== Aim of the task ==
Output the entries below exactly as written, omitting pictures.

[Records from a collection]
#####
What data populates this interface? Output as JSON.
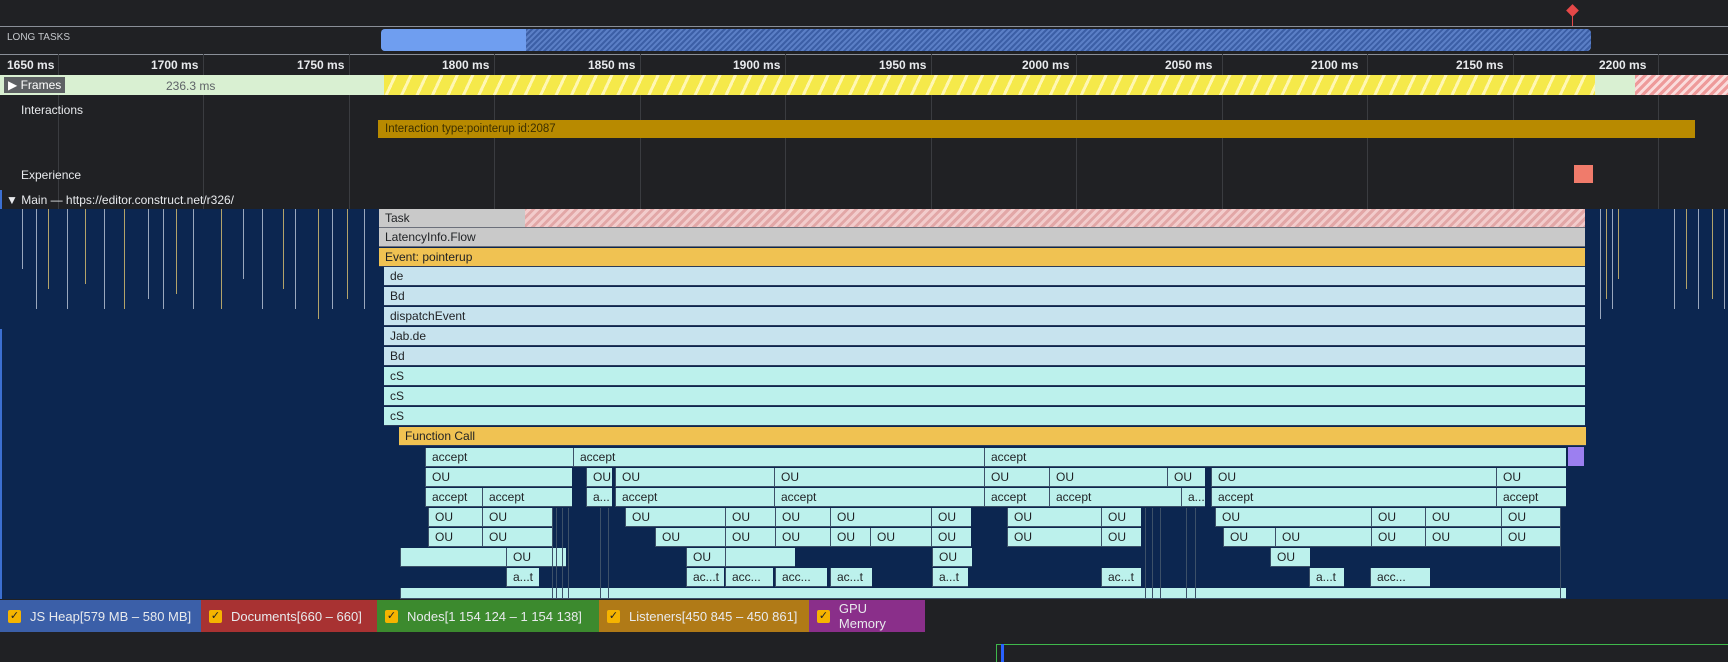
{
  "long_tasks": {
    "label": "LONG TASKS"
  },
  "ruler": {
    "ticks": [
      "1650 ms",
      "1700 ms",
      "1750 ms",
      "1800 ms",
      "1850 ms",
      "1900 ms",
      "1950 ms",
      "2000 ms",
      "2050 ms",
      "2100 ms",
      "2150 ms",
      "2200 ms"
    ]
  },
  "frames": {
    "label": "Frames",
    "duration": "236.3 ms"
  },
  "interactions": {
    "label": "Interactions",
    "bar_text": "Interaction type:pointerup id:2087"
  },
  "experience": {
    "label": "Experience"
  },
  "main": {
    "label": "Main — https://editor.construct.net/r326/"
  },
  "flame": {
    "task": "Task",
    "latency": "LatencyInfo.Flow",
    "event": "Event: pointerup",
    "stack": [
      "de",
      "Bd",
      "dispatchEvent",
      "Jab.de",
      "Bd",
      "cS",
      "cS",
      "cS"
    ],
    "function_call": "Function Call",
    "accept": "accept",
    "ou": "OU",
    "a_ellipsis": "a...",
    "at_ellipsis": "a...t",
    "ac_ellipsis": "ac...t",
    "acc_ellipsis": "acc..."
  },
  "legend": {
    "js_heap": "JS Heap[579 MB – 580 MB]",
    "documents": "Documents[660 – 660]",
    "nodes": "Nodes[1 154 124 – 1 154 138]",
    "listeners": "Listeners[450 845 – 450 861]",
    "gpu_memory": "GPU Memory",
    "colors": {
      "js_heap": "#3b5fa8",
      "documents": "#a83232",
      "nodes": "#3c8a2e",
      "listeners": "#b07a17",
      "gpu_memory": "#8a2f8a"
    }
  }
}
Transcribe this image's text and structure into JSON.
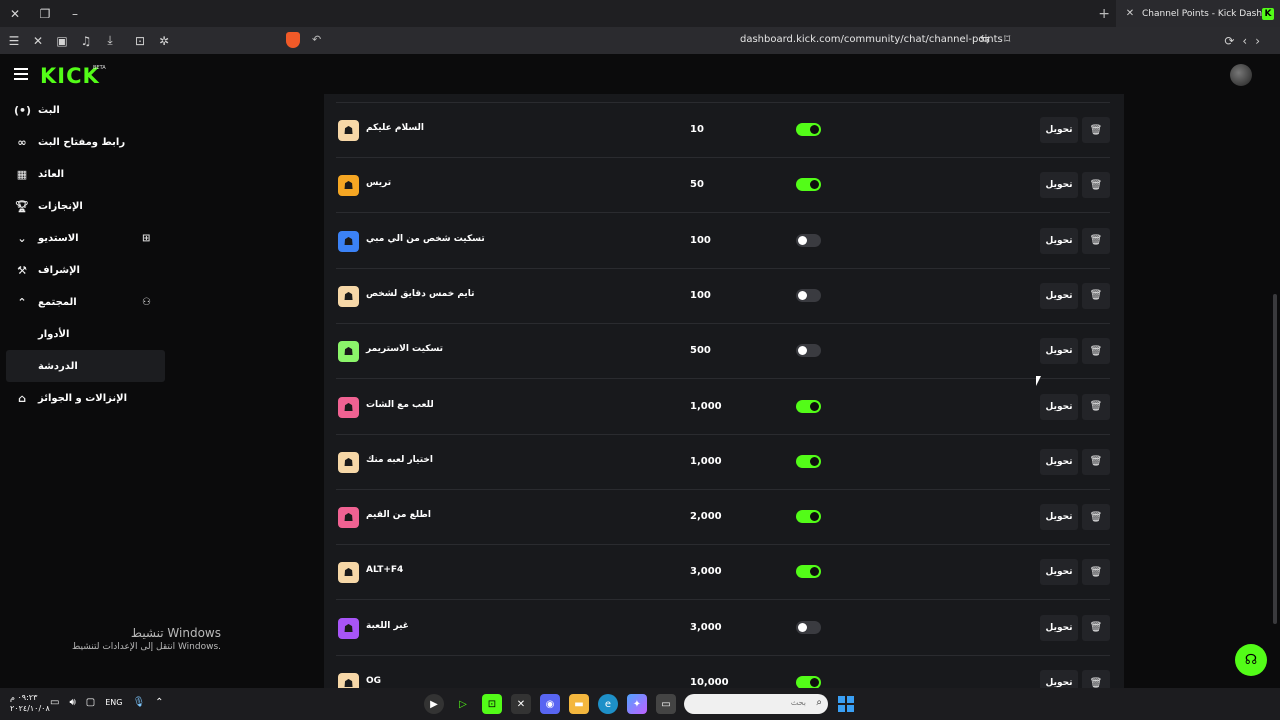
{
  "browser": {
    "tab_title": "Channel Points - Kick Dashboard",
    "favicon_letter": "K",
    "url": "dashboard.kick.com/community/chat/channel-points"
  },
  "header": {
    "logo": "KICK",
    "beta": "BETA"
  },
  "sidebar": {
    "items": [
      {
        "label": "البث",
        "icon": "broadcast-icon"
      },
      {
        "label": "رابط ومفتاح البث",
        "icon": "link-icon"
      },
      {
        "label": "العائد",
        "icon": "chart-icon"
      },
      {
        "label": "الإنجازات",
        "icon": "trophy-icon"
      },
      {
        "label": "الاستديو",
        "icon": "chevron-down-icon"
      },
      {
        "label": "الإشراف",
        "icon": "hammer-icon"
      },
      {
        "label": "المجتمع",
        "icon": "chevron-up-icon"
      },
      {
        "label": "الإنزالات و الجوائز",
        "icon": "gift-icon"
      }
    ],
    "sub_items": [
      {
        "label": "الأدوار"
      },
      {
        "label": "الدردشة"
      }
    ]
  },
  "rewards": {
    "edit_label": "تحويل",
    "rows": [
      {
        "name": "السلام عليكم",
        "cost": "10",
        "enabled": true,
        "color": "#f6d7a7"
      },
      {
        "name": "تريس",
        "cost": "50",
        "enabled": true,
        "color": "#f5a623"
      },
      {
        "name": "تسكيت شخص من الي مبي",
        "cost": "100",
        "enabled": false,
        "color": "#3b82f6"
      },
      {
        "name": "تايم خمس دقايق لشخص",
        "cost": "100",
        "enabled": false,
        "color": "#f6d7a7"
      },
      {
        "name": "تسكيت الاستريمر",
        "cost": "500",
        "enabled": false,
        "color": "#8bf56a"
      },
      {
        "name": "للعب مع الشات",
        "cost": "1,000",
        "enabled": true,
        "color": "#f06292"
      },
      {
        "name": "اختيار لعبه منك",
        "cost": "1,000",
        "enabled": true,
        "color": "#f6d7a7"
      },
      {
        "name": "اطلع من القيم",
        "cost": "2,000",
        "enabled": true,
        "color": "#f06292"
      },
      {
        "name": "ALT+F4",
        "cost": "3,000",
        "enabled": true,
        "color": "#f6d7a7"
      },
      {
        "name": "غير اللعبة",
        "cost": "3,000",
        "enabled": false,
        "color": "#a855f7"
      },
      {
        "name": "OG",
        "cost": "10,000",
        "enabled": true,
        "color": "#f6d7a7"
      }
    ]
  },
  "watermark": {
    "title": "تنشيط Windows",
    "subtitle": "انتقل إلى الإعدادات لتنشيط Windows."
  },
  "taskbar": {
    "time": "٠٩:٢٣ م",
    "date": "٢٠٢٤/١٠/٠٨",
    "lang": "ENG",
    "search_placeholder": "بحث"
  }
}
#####
== Response to the exercise ==
What data populates this interface? Output as JSON.
{
  "long_tasks": {
    "label": "LONG TASKS"
  },
  "ruler": {
    "ticks": [
      "1650 ms",
      "1700 ms",
      "1750 ms",
      "1800 ms",
      "1850 ms",
      "1900 ms",
      "1950 ms",
      "2000 ms",
      "2050 ms",
      "2100 ms",
      "2150 ms",
      "2200 ms"
    ]
  },
  "frames": {
    "label": "Frames",
    "duration": "236.3 ms"
  },
  "interactions": {
    "label": "Interactions",
    "bar_text": "Interaction type:pointerup id:2087"
  },
  "experience": {
    "label": "Experience"
  },
  "main": {
    "label": "Main — https://editor.construct.net/r326/"
  },
  "flame": {
    "task": "Task",
    "latency": "LatencyInfo.Flow",
    "event": "Event: pointerup",
    "stack": [
      "de",
      "Bd",
      "dispatchEvent",
      "Jab.de",
      "Bd",
      "cS",
      "cS",
      "cS"
    ],
    "function_call": "Function Call",
    "accept": "accept",
    "ou": "OU",
    "a_ellipsis": "a...",
    "at_ellipsis": "a...t",
    "ac_ellipsis": "ac...t",
    "acc_ellipsis": "acc..."
  },
  "legend": {
    "js_heap": "JS Heap[579 MB – 580 MB]",
    "documents": "Documents[660 – 660]",
    "nodes": "Nodes[1 154 124 – 1 154 138]",
    "listeners": "Listeners[450 845 – 450 861]",
    "gpu_memory": "GPU Memory",
    "colors": {
      "js_heap": "#3b5fa8",
      "documents": "#a83232",
      "nodes": "#3c8a2e",
      "listeners": "#b07a17",
      "gpu_memory": "#8a2f8a"
    }
  }
}
Transcribe this image's text and structure into JSON.
{
  "browser": {
    "tab_title": "Channel Points - Kick Dashboard",
    "favicon_letter": "K",
    "url": "dashboard.kick.com/community/chat/channel-points"
  },
  "header": {
    "logo": "KICK",
    "beta": "BETA"
  },
  "sidebar": {
    "items": [
      {
        "label": "البث",
        "icon": "broadcast-icon"
      },
      {
        "label": "رابط ومفتاح البث",
        "icon": "link-icon"
      },
      {
        "label": "العائد",
        "icon": "chart-icon"
      },
      {
        "label": "الإنجازات",
        "icon": "trophy-icon"
      },
      {
        "label": "الاستديو",
        "icon": "chevron-down-icon"
      },
      {
        "label": "الإشراف",
        "icon": "hammer-icon"
      },
      {
        "label": "المجتمع",
        "icon": "chevron-up-icon"
      },
      {
        "label": "الإنزالات و الجوائز",
        "icon": "gift-icon"
      }
    ],
    "sub_items": [
      {
        "label": "الأدوار"
      },
      {
        "label": "الدردشة"
      }
    ]
  },
  "rewards": {
    "edit_label": "تحويل",
    "rows": [
      {
        "name": "السلام عليكم",
        "cost": "10",
        "enabled": true,
        "color": "#f6d7a7"
      },
      {
        "name": "تريس",
        "cost": "50",
        "enabled": true,
        "color": "#f5a623"
      },
      {
        "name": "تسكيت شخص من الي مبي",
        "cost": "100",
        "enabled": false,
        "color": "#3b82f6"
      },
      {
        "name": "تايم خمس دقايق لشخص",
        "cost": "100",
        "enabled": false,
        "color": "#f6d7a7"
      },
      {
        "name": "تسكيت الاستريمر",
        "cost": "500",
        "enabled": false,
        "color": "#8bf56a"
      },
      {
        "name": "للعب مع الشات",
        "cost": "1,000",
        "enabled": true,
        "color": "#f06292"
      },
      {
        "name": "اختيار لعبه منك",
        "cost": "1,000",
        "enabled": true,
        "color": "#f6d7a7"
      },
      {
        "name": "اطلع من القيم",
        "cost": "2,000",
        "enabled": true,
        "color": "#f06292"
      },
      {
        "name": "ALT+F4",
        "cost": "3,000",
        "enabled": true,
        "color": "#f6d7a7"
      },
      {
        "name": "غير اللعبة",
        "cost": "3,000",
        "enabled": false,
        "color": "#a855f7"
      },
      {
        "name": "OG",
        "cost": "10,000",
        "enabled": true,
        "color": "#f6d7a7"
      }
    ]
  },
  "watermark": {
    "title": "تنشيط Windows",
    "subtitle": "انتقل إلى الإعدادات لتنشيط Windows."
  },
  "taskbar": {
    "time": "٠٩:٢٣ م",
    "date": "٢٠٢٤/١٠/٠٨",
    "lang": "ENG",
    "search_placeholder": "بحث"
  }
}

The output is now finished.